Just a quick update as to where things are in the production cycle: the writing is, effectively done, and I’m now playtesting the entire module. With each session that I playtest, I go back and tweak some of the writing here and there to make a point clearer in tactics or character background.
One of the things that has become interesting is how to deal with the size of the module: as it currently stands it is written as 15 encounters (not including the wandering encounters, which should add another 2 or 3 small skirmishes at the least) and is clocking in at about 45 page before the maps player handouts. Should be plenty to get the 5-player party from 1st to 2nd level. Almost all of the encounters written has a “background” session which describes a bit of area history and monster motivation. My goal being, that I want the adventure to have a rich story to help draw the characters in – I like my adventures to feel “thematic”. When I write the adventure, I envision how it would play out if the adventure were a movie, with exposition, action, and then either a denouement and/or cliffhanger.
The goal has always been to publish the module and distribute to game stores, as well as publish via PDF for those who prefer that medium (I actually prefer both and am trying to figure out a clever way to make that happen as well… I can’t remember where I read it, but I do remember one 3rd party publisher who would send a free PDF version to anyone who sent in a digital picture of themselves holding the paper version of their module. Very clever!) As such my editor asked me to potentially consider cutting into 2 modules if there was a natural breaking point. It is an intriguing idea.
It leads me to wonder: what will be the magic ratio of story-to-combat or “fluff to crunch” ratio when it comes to buying a 4ED module to a modern audience? If you spent your hard earned $15 (or so) on a printed module, and it had 15 encounters with detailed backstory is that a fine value? Does the modern audience have an expectation as to how many monsters to fight? Does it all depend on the preference of the player of story vs. dungeon crawl? Will it all depend on the quality of the writing?
I think writers, DM’s and game designers included – tend to “write about what they know”. In my case, I wanted this adventure to feel a bit like some of the “open-ended” adventures of my youth – Dwellers of the Forbidden City or Lost Voyages of Sinbad style of adventure, complete with promises of future adventure to follow. As such the story flowed where it needed to flow, and the length was what it was.

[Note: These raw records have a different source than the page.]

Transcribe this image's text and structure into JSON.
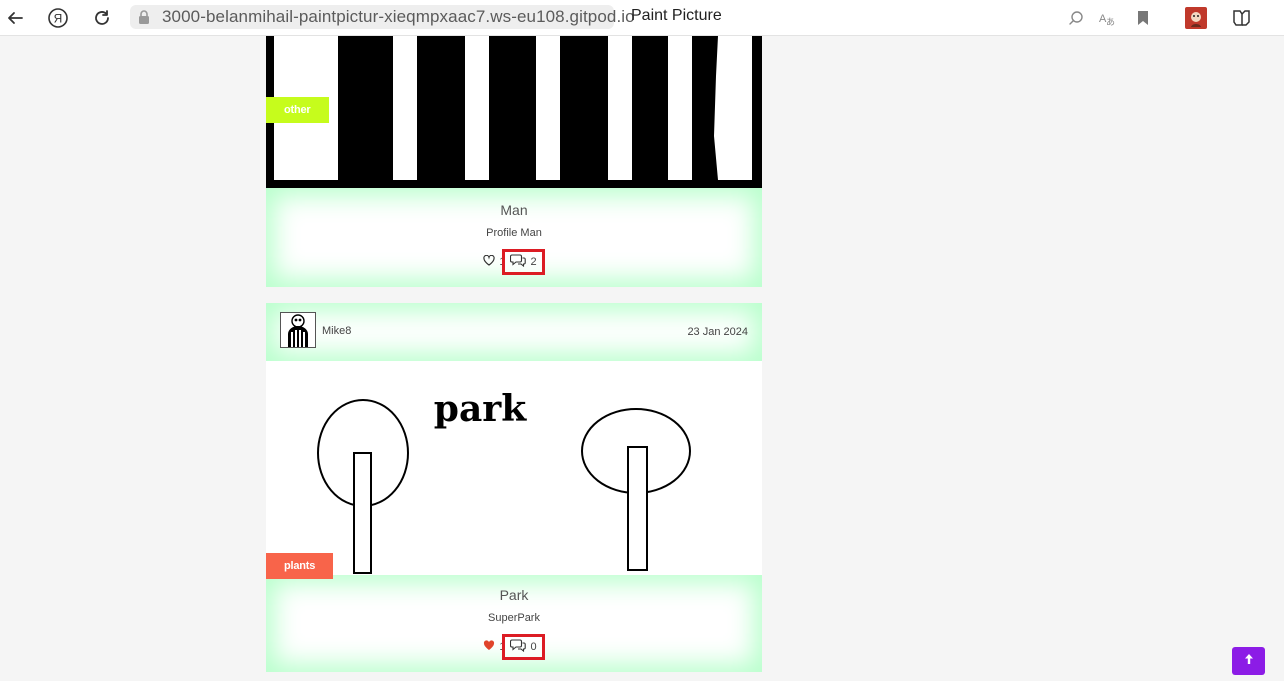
{
  "browser": {
    "url": "3000-belanmihail-paintpictur-xieqmpxaac7.ws-eu108.gitpod.io",
    "title": "Paint Picture"
  },
  "posts": [
    {
      "category": "other",
      "title": "Man",
      "description": "Profile Man",
      "likes": "1",
      "comments": "2"
    },
    {
      "author": "Mike8",
      "date": "23 Jan 2024",
      "image_text": "park",
      "category": "plants",
      "title": "Park",
      "description": "SuperPark",
      "likes": "1",
      "comments": "0"
    }
  ],
  "colors": {
    "accent": "#8c1ce6",
    "other_badge": "#c6fc1c",
    "plants_badge": "#f8644a",
    "highlight_box": "#dc1c24",
    "card_glow": "#b8ffcc"
  },
  "icons": [
    "back-arrow-icon",
    "yandex-icon",
    "reload-icon",
    "lock-icon",
    "search-page-icon",
    "translate-icon",
    "bookmark-icon",
    "extension-avatar-icon",
    "reader-icon",
    "heart-icon",
    "comments-icon",
    "arrow-up-icon"
  ]
}
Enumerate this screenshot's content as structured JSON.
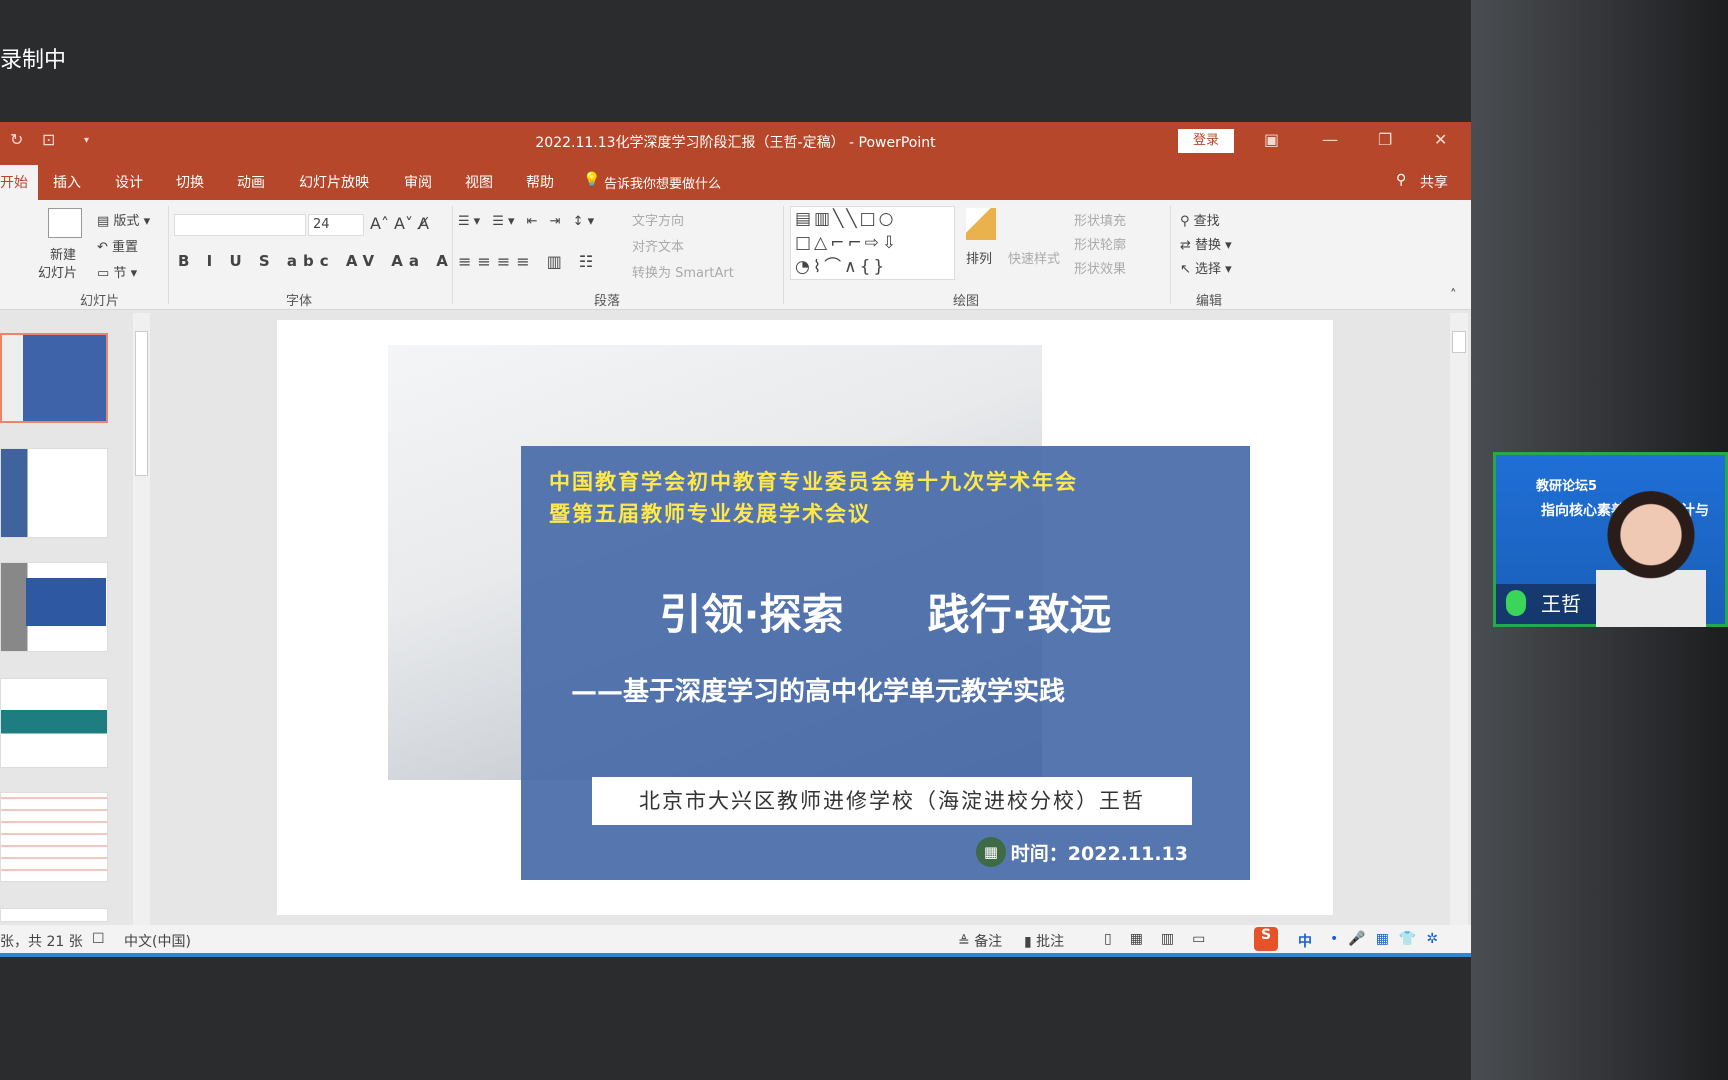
{
  "recording": "录制中",
  "window": {
    "title": "2022.11.13化学深度学习阶段汇报（王哲-定稿） - PowerPoint",
    "login": "登录",
    "share": "共享"
  },
  "tabs": [
    "开始",
    "插入",
    "设计",
    "切换",
    "动画",
    "幻灯片放映",
    "审阅",
    "视图",
    "帮助"
  ],
  "tell_me": "告诉我你想要做什么",
  "ribbon": {
    "slides": {
      "new_slide": "新建",
      "new_slide2": "幻灯片",
      "layout": "版式",
      "reset": "重置",
      "section": "节",
      "group": "幻灯片"
    },
    "font": {
      "size": "24",
      "group": "字体"
    },
    "paragraph": {
      "text_direction": "文字方向",
      "align_text": "对齐文本",
      "smartart": "转换为 SmartArt",
      "group": "段落"
    },
    "drawing": {
      "arrange": "排列",
      "quick_styles": "快速样式",
      "fill": "形状填充",
      "outline": "形状轮廓",
      "effects": "形状效果",
      "group": "绘图"
    },
    "editing": {
      "find": "查找",
      "replace": "替换",
      "select": "选择",
      "group": "编辑"
    }
  },
  "slide": {
    "org_line1": "中国教育学会初中教育专业委员会第十九次学术年会",
    "org_line2": "暨第五届教师专业发展学术会议",
    "title": "引领·探索　　践行·致远",
    "subtitle": "——基于深度学习的高中化学单元教学实践",
    "institution": "北京市大兴区教师进修学校（海淀进校分校）王哲",
    "date": "时间：2022.11.13"
  },
  "status": {
    "slide_count": "张，共 21 张",
    "language": "中文(中国)",
    "notes": "备注",
    "comments": "批注",
    "ime": "中"
  },
  "video": {
    "name": "王哲",
    "bg_line1": "教研论坛5",
    "bg_line2": "指向核心素养的教学设计与"
  },
  "colors": {
    "accent": "#b7472a",
    "slide_blue": "#486aa8",
    "title_yellow": "#ffe94a",
    "speaker_border": "#27a84a"
  }
}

I suppose the market will speak soon enough. Plan A is to print the module as written. My fabulous graphic designer is putting the document through its InDesign paces as we speak, and while the module may not come out in February, it won’t be far behind.
Curious to anyones thoughts on the modern story to combat ratio.